After giving back to the community, Sims often takes the research that she has produced and turns it into more scholarly work. For example, collecting data on substance abuse addiction in 10 Pennsylvania counties resulted in a book that she edited ("Substance Abuse Treatment with Correctional Clients: Practical Implications for Institutional and Community Settings," Haworth Press, 2005) and in which she authored or co-authored three chapters. That, in turn, led to an invitation to Sims by the University of California, San Diego, Center for Criminality & Addiction Research, Training & Application to speak at its conference on the subject in Sacramento.
Lending her expertise to a Sexual Offenders Management Team established by the Pennsylvania Sexual Offenders Assessment Board, Sims not only organized and conducted research for understanding sex offender management systems in Pennsylvania, but also presented the data in Pennsylvania and nationally.
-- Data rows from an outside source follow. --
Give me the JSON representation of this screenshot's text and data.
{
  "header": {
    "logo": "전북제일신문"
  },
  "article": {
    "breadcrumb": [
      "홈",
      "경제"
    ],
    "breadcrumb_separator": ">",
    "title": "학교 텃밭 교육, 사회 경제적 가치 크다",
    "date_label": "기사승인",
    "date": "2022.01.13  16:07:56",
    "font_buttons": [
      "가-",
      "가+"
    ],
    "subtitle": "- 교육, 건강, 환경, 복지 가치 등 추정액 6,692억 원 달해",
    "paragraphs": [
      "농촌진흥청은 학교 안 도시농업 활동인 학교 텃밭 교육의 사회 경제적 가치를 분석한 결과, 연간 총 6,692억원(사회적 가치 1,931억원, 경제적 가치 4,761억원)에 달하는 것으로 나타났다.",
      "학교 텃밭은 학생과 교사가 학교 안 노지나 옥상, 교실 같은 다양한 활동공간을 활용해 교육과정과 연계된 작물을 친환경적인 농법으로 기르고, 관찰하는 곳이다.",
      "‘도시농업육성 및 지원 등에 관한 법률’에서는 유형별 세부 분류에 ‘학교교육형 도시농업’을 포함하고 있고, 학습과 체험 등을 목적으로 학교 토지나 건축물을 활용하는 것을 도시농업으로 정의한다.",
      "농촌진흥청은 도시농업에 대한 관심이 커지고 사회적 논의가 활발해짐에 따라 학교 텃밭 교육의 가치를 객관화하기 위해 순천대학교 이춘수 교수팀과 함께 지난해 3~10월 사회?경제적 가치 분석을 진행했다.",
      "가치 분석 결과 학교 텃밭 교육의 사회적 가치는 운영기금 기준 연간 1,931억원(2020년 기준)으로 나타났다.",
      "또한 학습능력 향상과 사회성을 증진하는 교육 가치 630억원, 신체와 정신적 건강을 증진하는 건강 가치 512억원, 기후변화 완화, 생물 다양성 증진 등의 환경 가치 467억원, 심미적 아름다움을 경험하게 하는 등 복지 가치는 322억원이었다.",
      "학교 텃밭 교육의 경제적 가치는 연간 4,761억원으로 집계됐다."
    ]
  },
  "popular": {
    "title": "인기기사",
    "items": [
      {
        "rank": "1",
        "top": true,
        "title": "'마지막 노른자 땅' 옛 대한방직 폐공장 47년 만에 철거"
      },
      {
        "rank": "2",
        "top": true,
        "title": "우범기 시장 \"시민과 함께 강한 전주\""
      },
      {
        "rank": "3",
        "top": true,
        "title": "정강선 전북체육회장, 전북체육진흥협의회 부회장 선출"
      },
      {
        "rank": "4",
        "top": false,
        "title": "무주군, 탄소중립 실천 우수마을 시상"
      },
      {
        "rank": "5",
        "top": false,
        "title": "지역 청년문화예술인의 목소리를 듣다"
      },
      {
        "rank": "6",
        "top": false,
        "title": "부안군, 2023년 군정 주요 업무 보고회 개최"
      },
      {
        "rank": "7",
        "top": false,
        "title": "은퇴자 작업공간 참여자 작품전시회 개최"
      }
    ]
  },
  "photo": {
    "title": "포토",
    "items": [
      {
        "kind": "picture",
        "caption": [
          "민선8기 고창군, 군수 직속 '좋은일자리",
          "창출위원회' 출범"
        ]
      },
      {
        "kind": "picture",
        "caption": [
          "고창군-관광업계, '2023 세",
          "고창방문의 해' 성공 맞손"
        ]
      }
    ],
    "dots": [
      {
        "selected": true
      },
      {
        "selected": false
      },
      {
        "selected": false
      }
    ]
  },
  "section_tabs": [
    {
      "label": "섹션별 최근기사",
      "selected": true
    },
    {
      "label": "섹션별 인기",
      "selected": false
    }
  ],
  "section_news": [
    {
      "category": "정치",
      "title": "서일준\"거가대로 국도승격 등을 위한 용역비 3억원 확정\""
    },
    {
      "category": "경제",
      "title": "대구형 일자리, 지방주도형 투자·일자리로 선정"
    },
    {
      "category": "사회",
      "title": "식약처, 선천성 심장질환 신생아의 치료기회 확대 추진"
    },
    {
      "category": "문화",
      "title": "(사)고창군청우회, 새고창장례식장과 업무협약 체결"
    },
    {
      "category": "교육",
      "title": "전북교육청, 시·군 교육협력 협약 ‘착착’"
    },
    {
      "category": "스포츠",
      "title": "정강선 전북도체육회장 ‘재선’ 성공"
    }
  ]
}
"Dr. Sims' work has provided the Commonwealth the opportunity to assume a leadership role within a national dialogue regarding the challenging work of sex offender management," said Diane Dombach, clinical director of the Sexual Offenders Assessment Board, based in Harrisburg.
Plus, Sims and Dr. Carl Garver (Penn State Harrisburg criminal justice lecturer) are the organizers of an upcoming conference on Pennsylvania's Weed & Seed programpart of a national initiative that aims to empower communities to prevent crime and bring about positive change. The PCCD contracted with Sims to conduct the conference, which is expected to draw 300 community Weed & Seed leaders throughout Pennsylvania on June 78 in Harrisburg.
Giving Back to Adult Learners
For someone who was late in entering academiaSims didn't begin college until she was 34she certainly has a long list of additional academic accomplishments, including serving as the lead faculty member for the creation of an online criminal justice degree program for the Penn State World Campus that began last fall. The program mirrors the criminal justice program at Penn State Harrisburg and is aimed at adult learners with a job or a family who are drawn to the convenience of taking courses anytime, anywhere.
"The field is calling for such opportunities as it expands and professionalizes," said Sims.
Creating a convenient program for adult learners who may have multiple roles (such as parent, spouse and employee) is a fitting accomplishment for Sims, who raised three children while she went on to earn a master's degree and then a doctorate.
Sims recalls that initial foray into academia, and in particular, her interest in the field of criminal justice: "I started, and I didn't want to stop."